A what? You've probably seen them but didn't know what they were called. Or, you've seen them and never quite understood them. Maybe you've seen them, you think you know what they do, but you don't have it quite right. Either way, I'm here to help you out.
First off, here are a couple of capos:
A capo (pronounced kay-poh) is simply a mechanical device that acts as an extra finger. Some people have said that capos 'change keys', but this is somewhat of a misconception. While allowing the player to play in different keys is an effect of the capo, it is not its core function. It is important that one understands the distinction in order to fully understand a capo.
Okay, So What Does A Capo Do?
I think most guitar players of many different levels would agree that the following chord shapes are very common:
What do they all have in common? Yup, open strings. Try moving each of these chords up one fret and playing them. How do they sound? Not as pleasing as before, right? The reason they sound different is because your fingers moved but the open strings remained where they were, leading to different distances between notes. Wouldn't it be nice if the open strings could follow your fingers when they moved, especially if these were the only 3 chords you knew?
That's what a capo is for. If you were brave enough to even attempt to finger what used to be the open notes as you moved the chord shape up the neck, you've discovered that these chords are very cumbersome to play. All you have to do is slap on the capo where you want your open strings to be, and then play your old chords accordingly. The capo is now the lowest possible fret, your new fret zero.
This is why a capo is very popular with singer/songwriters and people who sing, because it easily assists with changing keys, so you can find that perfect key for your voice or the one you're singing with. And, if there are only 5 or 6 chords in your entire mental chord dictionary but you know how to use a capo, you can play just about anything you need to.
The tricky thing with capos is that you need to think in two disciplines at once, especially if you're playing with other instruments.

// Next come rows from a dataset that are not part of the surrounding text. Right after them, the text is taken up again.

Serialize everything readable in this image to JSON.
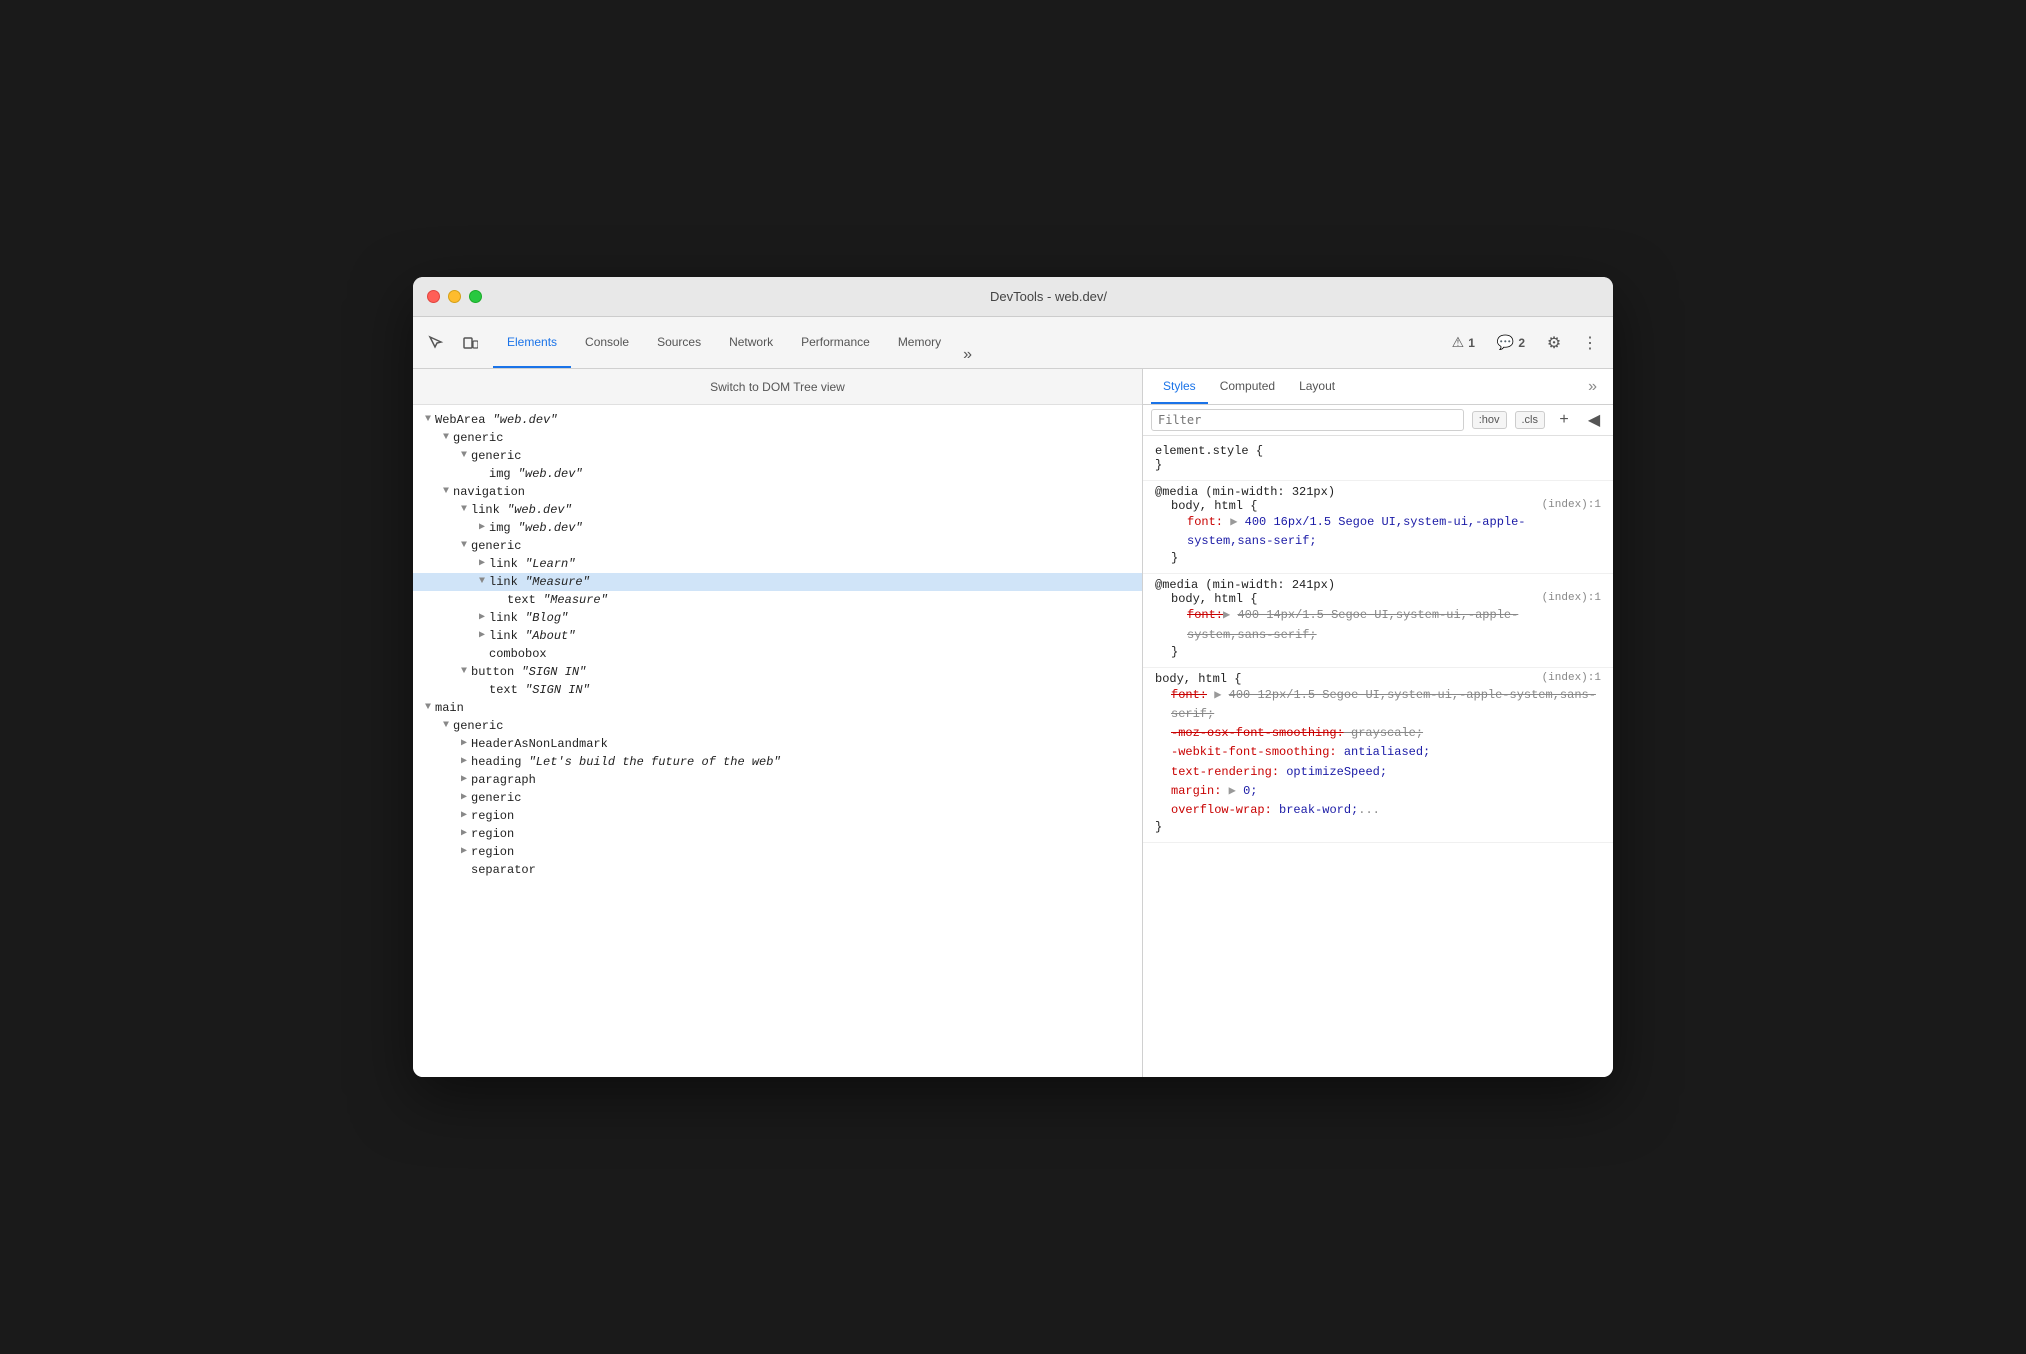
{
  "window": {
    "title": "DevTools - web.dev/"
  },
  "titlebar": {
    "traffic_lights": [
      "red",
      "yellow",
      "green"
    ]
  },
  "toolbar": {
    "icons": [
      {
        "name": "cursor-icon",
        "symbol": "↖"
      },
      {
        "name": "device-icon",
        "symbol": "📱"
      }
    ],
    "tabs": [
      {
        "label": "Elements",
        "active": true
      },
      {
        "label": "Console",
        "active": false
      },
      {
        "label": "Sources",
        "active": false
      },
      {
        "label": "Network",
        "active": false
      },
      {
        "label": "Performance",
        "active": false
      },
      {
        "label": "Memory",
        "active": false
      }
    ],
    "more_tabs_label": "»",
    "warning_count": "1",
    "message_count": "2",
    "settings_icon": "⚙",
    "more_options_icon": "⋮"
  },
  "dom_panel": {
    "toolbar_btn": "Switch to DOM Tree view",
    "tree": [
      {
        "id": 1,
        "depth": 0,
        "toggle": "▼",
        "text": "WebArea ",
        "italic": "\"web.dev\"",
        "selected": false
      },
      {
        "id": 2,
        "depth": 1,
        "toggle": "▼",
        "text": "generic",
        "italic": "",
        "selected": false
      },
      {
        "id": 3,
        "depth": 2,
        "toggle": "▼",
        "text": "generic",
        "italic": "",
        "selected": false
      },
      {
        "id": 4,
        "depth": 3,
        "toggle": "",
        "text": "img ",
        "italic": "\"web.dev\"",
        "selected": false
      },
      {
        "id": 5,
        "depth": 1,
        "toggle": "▼",
        "text": "navigation",
        "italic": "",
        "selected": false
      },
      {
        "id": 6,
        "depth": 2,
        "toggle": "▼",
        "text": "link ",
        "italic": "\"web.dev\"",
        "selected": false
      },
      {
        "id": 7,
        "depth": 3,
        "toggle": "▶",
        "text": "img ",
        "italic": "\"web.dev\"",
        "selected": false
      },
      {
        "id": 8,
        "depth": 2,
        "toggle": "▼",
        "text": "generic",
        "italic": "",
        "selected": false
      },
      {
        "id": 9,
        "depth": 3,
        "toggle": "▶",
        "text": "link ",
        "italic": "\"Learn\"",
        "selected": false
      },
      {
        "id": 10,
        "depth": 3,
        "toggle": "▼",
        "text": "link ",
        "italic": "\"Measure\"",
        "selected": true
      },
      {
        "id": 11,
        "depth": 4,
        "toggle": "",
        "text": "text ",
        "italic": "\"Measure\"",
        "selected": false
      },
      {
        "id": 12,
        "depth": 3,
        "toggle": "▶",
        "text": "link ",
        "italic": "\"Blog\"",
        "selected": false
      },
      {
        "id": 13,
        "depth": 3,
        "toggle": "▶",
        "text": "link ",
        "italic": "\"About\"",
        "selected": false
      },
      {
        "id": 14,
        "depth": 3,
        "toggle": "",
        "text": "combobox",
        "italic": "",
        "selected": false
      },
      {
        "id": 15,
        "depth": 2,
        "toggle": "▼",
        "text": "button ",
        "italic": "\"SIGN IN\"",
        "selected": false
      },
      {
        "id": 16,
        "depth": 3,
        "toggle": "",
        "text": "text ",
        "italic": "\"SIGN IN\"",
        "selected": false
      },
      {
        "id": 17,
        "depth": 0,
        "toggle": "▼",
        "text": "main",
        "italic": "",
        "selected": false
      },
      {
        "id": 18,
        "depth": 1,
        "toggle": "▼",
        "text": "generic",
        "italic": "",
        "selected": false
      },
      {
        "id": 19,
        "depth": 2,
        "toggle": "▶",
        "text": "HeaderAsNonLandmark",
        "italic": "",
        "selected": false
      },
      {
        "id": 20,
        "depth": 2,
        "toggle": "▶",
        "text": "heading ",
        "italic": "\"Let's build the future of the web\"",
        "selected": false
      },
      {
        "id": 21,
        "depth": 2,
        "toggle": "▶",
        "text": "paragraph",
        "italic": "",
        "selected": false
      },
      {
        "id": 22,
        "depth": 2,
        "toggle": "▶",
        "text": "generic",
        "italic": "",
        "selected": false
      },
      {
        "id": 23,
        "depth": 2,
        "toggle": "▶",
        "text": "region",
        "italic": "",
        "selected": false
      },
      {
        "id": 24,
        "depth": 2,
        "toggle": "▶",
        "text": "region",
        "italic": "",
        "selected": false
      },
      {
        "id": 25,
        "depth": 2,
        "toggle": "▶",
        "text": "region",
        "italic": "",
        "selected": false
      },
      {
        "id": 26,
        "depth": 2,
        "toggle": "",
        "text": "separator",
        "italic": "",
        "selected": false
      }
    ]
  },
  "styles_panel": {
    "tabs": [
      {
        "label": "Styles",
        "active": true
      },
      {
        "label": "Computed",
        "active": false
      },
      {
        "label": "Layout",
        "active": false
      }
    ],
    "more_tabs": "»",
    "filter_placeholder": "Filter",
    "hov_btn": ":hov",
    "cls_btn": ".cls",
    "add_btn": "+",
    "toggle_btn": "◀",
    "rules": [
      {
        "id": "r1",
        "selector": "element.style {",
        "close": "}",
        "source": "",
        "properties": []
      },
      {
        "id": "r2",
        "at_rule": "@media (min-width: 321px)",
        "selector": "body, html {",
        "close": "}",
        "source": "(index):1",
        "properties": [
          {
            "prop": "font:",
            "triangle": "▶",
            "value": "400 16px/1.5 Segoe UI,system-ui,-apple-system,sans-serif;",
            "strikethrough": false
          }
        ]
      },
      {
        "id": "r3",
        "at_rule": "@media (min-width: 241px)",
        "selector": "body, html {",
        "close": "}",
        "source": "(index):1",
        "properties": [
          {
            "prop": "font:",
            "triangle": "▶",
            "value": "400 14px/1.5 Segoe UI,system-ui,-apple-system,sans-serif;",
            "strikethrough": true
          }
        ]
      },
      {
        "id": "r4",
        "selector": "body, html {",
        "close": "}",
        "source": "(index):1",
        "properties": [
          {
            "prop": "font:",
            "triangle": "▶",
            "value": "400 12px/1.5 Segoe UI,system-ui,-apple-system,sans-serif;",
            "strikethrough": true
          },
          {
            "prop": "-moz-osx-font-smoothing:",
            "value": "grayscale;",
            "strikethrough": true
          },
          {
            "prop": "-webkit-font-smoothing:",
            "value": "antialiased;",
            "strikethrough": false,
            "prop_color": "red"
          },
          {
            "prop": "text-rendering:",
            "value": "optimizeSpeed;",
            "strikethrough": false,
            "prop_color": "red"
          },
          {
            "prop": "margin:",
            "triangle": "▶",
            "value": "0;",
            "strikethrough": false,
            "prop_color": "red"
          },
          {
            "prop": "overflow-wrap:",
            "value": "break-word;",
            "strikethrough": false,
            "partial": true,
            "prop_color": "red"
          }
        ]
      }
    ]
  }
}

One of those disciplines is probably the most familiar to this audience, what I call the "Guitar Land Key". The other is what is commonly called "concert pitch".
Guitar Land key is the chord shapes you are playing, ignoring the presence of the capo. For example, I may play the above chord shapes with a capo on 2 and say I was playing in the key of G. That would be guitar land key, because if you communicated this to a piano player, they would plunk out the notes and give you a funny look.
That's because the capo acts as an addition tool. The fret number that your capo is on is the number of half steps that is added to the guitar land key you're playing. For example, if your capo is on fret 2, you are adding 2 half steps (1 whole step) to every chord you play. The sum of this addition problem is the concert pitch key that you're playing in, and the key that you should communicate to other instruments that don't use capos.
Like I said before, a capo is like an extra finger. It's not a clamp, a vice, or a paper weight. So you want a capo that is going to apply just enough pressure to make the open strings sound good but not so much that it pulls your strings out of tune. The Kyser quick change capos put a billion pounds of pressure on your strings and pull them out of tune. I would not recommend them. My favorite guitar capos are made by Shubb and you can vary the amount of pressure that is applied to the strings by the capo. This is the guitar capo that I recommend to all of my guitar students. Plus, most neck thicknesses change from the first fret to the last fret-- it's essential that you have a capo that can adjust to it.
Another mistake that I see people making often is applying the capo incorrectly. Again, the capo is like an extra finger-- where do you place your fingers when you barre across the strings? It's not anything fancy, just across the strings parallel to the frets. You want to apply a capo in the same way.
Lastly, do not move or wiggle the capo once you clamp it down in position. Doing so will pull the strings in different directions and make them go out of tune.
A 'cut' capo is one that has had the pad part that contacts the strings cut away so that strings can pass under the strings unclamped. This can allow for all sorts of interesting alternate tunings. Though I have cut some of my old capos, I haven't experimented with it a whole lot because I don't like cutting up my capos. There is a guitar capo called the Spider Capo that will let you vary the pass-through points of the capo, no cutting required. I've heard good things about it but haven't tried it myself.